Exercise requirements — Retype the whole listing that follows, line for line.

Available data —
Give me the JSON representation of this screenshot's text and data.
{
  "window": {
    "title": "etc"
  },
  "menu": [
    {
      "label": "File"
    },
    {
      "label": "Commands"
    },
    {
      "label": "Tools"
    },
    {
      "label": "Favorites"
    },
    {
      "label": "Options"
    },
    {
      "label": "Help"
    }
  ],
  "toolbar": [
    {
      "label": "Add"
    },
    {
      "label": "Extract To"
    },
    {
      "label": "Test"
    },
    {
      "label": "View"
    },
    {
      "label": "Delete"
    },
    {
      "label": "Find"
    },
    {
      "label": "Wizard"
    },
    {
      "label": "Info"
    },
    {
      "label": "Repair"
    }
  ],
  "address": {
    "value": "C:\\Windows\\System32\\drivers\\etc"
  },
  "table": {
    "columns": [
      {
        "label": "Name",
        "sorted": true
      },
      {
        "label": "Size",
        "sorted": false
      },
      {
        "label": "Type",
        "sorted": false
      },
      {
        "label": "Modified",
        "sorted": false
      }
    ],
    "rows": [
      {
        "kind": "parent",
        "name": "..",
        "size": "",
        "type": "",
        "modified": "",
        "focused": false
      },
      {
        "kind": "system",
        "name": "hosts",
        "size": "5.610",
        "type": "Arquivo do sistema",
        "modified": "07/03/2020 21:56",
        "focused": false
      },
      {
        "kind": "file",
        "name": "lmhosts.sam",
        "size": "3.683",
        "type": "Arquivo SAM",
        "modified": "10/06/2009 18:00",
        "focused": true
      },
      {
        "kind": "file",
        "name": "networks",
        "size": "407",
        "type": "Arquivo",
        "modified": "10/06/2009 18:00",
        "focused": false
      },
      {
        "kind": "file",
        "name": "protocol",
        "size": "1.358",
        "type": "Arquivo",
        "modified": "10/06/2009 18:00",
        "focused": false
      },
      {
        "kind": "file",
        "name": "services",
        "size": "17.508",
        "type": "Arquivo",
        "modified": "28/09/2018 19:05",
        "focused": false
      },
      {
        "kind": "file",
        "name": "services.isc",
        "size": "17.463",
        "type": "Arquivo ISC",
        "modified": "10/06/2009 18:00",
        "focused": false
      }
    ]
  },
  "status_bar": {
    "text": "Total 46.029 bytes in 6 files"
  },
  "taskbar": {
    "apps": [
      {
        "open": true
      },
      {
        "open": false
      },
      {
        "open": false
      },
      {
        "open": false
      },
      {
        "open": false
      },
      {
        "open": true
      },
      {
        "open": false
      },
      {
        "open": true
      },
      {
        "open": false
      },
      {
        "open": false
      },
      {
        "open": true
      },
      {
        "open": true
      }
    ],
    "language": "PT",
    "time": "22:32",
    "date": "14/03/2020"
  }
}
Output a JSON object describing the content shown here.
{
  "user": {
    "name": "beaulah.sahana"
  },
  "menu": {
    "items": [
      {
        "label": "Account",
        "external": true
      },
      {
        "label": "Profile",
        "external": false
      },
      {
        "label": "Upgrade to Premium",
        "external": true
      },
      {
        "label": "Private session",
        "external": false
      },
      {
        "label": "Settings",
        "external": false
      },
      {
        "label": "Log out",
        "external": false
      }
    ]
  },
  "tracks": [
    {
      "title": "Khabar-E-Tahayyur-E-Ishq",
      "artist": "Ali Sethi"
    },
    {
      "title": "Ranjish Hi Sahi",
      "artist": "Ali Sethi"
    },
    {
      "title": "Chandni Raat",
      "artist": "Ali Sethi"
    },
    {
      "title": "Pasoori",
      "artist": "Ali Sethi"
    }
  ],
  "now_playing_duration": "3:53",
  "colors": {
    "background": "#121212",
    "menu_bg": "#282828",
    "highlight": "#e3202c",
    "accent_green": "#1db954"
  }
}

Written answer —
Give me the JSON representation of this screenshot's text and data.
{
  "window": {
    "title": "etc"
  },
  "menu": [
    {
      "label": "File"
    },
    {
      "label": "Commands"
    },
    {
      "label": "Tools"
    },
    {
      "label": "Favorites"
    },
    {
      "label": "Options"
    },
    {
      "label": "Help"
    }
  ],
  "toolbar": [
    {
      "label": "Add"
    },
    {
      "label": "Extract To"
    },
    {
      "label": "Test"
    },
    {
      "label": "View"
    },
    {
      "label": "Delete"
    },
    {
      "label": "Find"
    },
    {
      "label": "Wizard"
    },
    {
      "label": "Info"
    },
    {
      "label": "Repair"
    }
  ],
  "address": {
    "value": "C:\\Windows\\System32\\drivers\\etc"
  },
  "table": {
    "columns": [
      {
        "label": "Name",
        "sorted": true
      },
      {
        "label": "Size",
        "sorted": false
      },
      {
        "label": "Type",
        "sorted": false
      },
      {
        "label": "Modified",
        "sorted": false
      }
    ],
    "rows": [
      {
        "kind": "parent",
        "name": "..",
        "size": "",
        "type": "",
        "modified": "",
        "focused": false
      },
      {
        "kind": "system",
        "name": "hosts",
        "size": "5.610",
        "type": "Arquivo do sistema",
        "modified": "07/03/2020 21:56",
        "focused": false
      },
      {
        "kind": "file",
        "name": "lmhosts.sam",
        "size": "3.683",
        "type": "Arquivo SAM",
        "modified": "10/06/2009 18:00",
        "focused": true
      },
      {
        "kind": "file",
        "name": "networks",
        "size": "407",
        "type": "Arquivo",
        "modified": "10/06/2009 18:00",
        "focused": false
      },
      {
        "kind": "file",
        "name": "protocol",
        "size": "1.358",
        "type": "Arquivo",
        "modified": "10/06/2009 18:00",
        "focused": false
      },
      {
        "kind": "file",
        "name": "services",
        "size": "17.508",
        "type": "Arquivo",
        "modified": "28/09/2018 19:05",
        "focused": false
      },
      {
        "kind": "file",
        "name": "services.isc",
        "size": "17.463",
        "type": "Arquivo ISC",
        "modified": "10/06/2009 18:00",
        "focused": false
      }
    ]
  },
  "status_bar": {
    "text": "Total 46.029 bytes in 6 files"
  },
  "taskbar": {
    "apps": [
      {
        "open": true
      },
      {
        "open": false
      },
      {
        "open": false
      },
      {
        "open": false
      },
      {
        "open": false
      },
      {
        "open": true
      },
      {
        "open": false
      },
      {
        "open": true
      },
      {
        "open": false
      },
      {
        "open": false
      },
      {
        "open": true
      },
      {
        "open": true
      }
    ],
    "language": "PT",
    "time": "22:32",
    "date": "14/03/2020"
  }
}
Output a JSON object describing the content shown here.
{
  "user": {
    "name": "beaulah.sahana"
  },
  "menu": {
    "items": [
      {
        "label": "Account",
        "external": true
      },
      {
        "label": "Profile",
        "external": false
      },
      {
        "label": "Upgrade to Premium",
        "external": true
      },
      {
        "label": "Private session",
        "external": false
      },
      {
        "label": "Settings",
        "external": false
      },
      {
        "label": "Log out",
        "external": false
      }
    ]
  },
  "tracks": [
    {
      "title": "Khabar-E-Tahayyur-E-Ishq",
      "artist": "Ali Sethi"
    },
    {
      "title": "Ranjish Hi Sahi",
      "artist": "Ali Sethi"
    },
    {
      "title": "Chandni Raat",
      "artist": "Ali Sethi"
    },
    {
      "title": "Pasoori",
      "artist": "Ali Sethi"
    }
  ],
  "now_playing_duration": "3:53",
  "colors": {
    "background": "#121212",
    "menu_bg": "#282828",
    "highlight": "#e3202c",
    "accent_green": "#1db954"
  }
}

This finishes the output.